-------- Information provided --------

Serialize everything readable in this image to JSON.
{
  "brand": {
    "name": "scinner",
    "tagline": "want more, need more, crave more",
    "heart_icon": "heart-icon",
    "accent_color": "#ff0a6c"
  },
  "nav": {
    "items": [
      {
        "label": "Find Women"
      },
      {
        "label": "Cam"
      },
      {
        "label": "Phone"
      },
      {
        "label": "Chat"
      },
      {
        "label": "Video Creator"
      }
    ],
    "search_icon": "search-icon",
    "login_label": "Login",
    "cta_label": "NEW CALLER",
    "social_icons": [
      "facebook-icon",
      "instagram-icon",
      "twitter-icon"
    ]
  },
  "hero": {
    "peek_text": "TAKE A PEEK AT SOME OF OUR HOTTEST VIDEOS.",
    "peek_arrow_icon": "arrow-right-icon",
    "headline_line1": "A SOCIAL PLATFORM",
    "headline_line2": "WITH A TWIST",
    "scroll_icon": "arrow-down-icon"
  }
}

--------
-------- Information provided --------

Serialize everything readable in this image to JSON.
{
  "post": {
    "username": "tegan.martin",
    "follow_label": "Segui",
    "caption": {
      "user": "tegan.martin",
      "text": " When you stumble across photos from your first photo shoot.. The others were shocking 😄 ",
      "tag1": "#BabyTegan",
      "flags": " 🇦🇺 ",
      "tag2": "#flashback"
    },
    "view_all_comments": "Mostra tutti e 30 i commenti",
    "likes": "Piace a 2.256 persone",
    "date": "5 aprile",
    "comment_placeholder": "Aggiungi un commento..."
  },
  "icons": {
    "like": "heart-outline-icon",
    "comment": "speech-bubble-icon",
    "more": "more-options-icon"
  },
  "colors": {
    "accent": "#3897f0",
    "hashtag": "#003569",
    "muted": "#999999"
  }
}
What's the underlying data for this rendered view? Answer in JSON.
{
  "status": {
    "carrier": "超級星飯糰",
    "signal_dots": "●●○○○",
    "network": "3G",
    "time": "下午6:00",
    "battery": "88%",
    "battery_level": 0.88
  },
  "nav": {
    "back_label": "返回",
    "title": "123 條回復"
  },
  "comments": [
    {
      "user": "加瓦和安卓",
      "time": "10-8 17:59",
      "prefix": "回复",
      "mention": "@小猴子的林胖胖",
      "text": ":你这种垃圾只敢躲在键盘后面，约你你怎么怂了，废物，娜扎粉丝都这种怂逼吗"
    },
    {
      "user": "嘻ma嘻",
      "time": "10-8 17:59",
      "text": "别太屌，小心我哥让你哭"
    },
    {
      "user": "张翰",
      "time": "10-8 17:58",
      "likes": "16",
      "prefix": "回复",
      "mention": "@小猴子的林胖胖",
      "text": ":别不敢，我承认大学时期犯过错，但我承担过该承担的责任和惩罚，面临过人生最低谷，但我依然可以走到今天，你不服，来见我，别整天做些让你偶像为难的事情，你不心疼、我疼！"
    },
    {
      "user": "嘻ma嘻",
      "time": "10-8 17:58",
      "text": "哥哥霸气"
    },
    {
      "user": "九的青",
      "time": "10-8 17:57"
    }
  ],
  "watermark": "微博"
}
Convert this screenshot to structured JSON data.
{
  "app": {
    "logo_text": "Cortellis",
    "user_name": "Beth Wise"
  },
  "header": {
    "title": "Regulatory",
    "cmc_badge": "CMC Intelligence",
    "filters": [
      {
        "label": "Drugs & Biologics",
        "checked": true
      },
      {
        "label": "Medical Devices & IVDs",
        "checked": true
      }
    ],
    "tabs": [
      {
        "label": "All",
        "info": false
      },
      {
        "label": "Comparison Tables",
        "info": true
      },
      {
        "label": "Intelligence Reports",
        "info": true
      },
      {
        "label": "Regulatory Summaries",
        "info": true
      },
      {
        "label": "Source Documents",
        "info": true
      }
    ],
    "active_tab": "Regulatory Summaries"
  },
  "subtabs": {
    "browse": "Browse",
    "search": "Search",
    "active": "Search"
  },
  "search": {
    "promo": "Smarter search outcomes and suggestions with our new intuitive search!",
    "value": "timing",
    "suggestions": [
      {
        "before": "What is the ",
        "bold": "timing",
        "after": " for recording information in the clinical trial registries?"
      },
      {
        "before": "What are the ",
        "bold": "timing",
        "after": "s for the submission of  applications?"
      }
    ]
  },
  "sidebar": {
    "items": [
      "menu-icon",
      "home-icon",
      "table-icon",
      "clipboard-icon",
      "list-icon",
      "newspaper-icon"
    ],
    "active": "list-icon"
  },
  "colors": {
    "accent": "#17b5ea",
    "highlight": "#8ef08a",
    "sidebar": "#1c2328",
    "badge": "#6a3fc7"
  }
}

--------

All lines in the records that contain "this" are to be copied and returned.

Serialize everything readable in this image to JSON.
Serialize everything readable in this image to JSON.
What's the underlying data for this rendered view? Answer in JSON.
Convert this screenshot to structured JSON data.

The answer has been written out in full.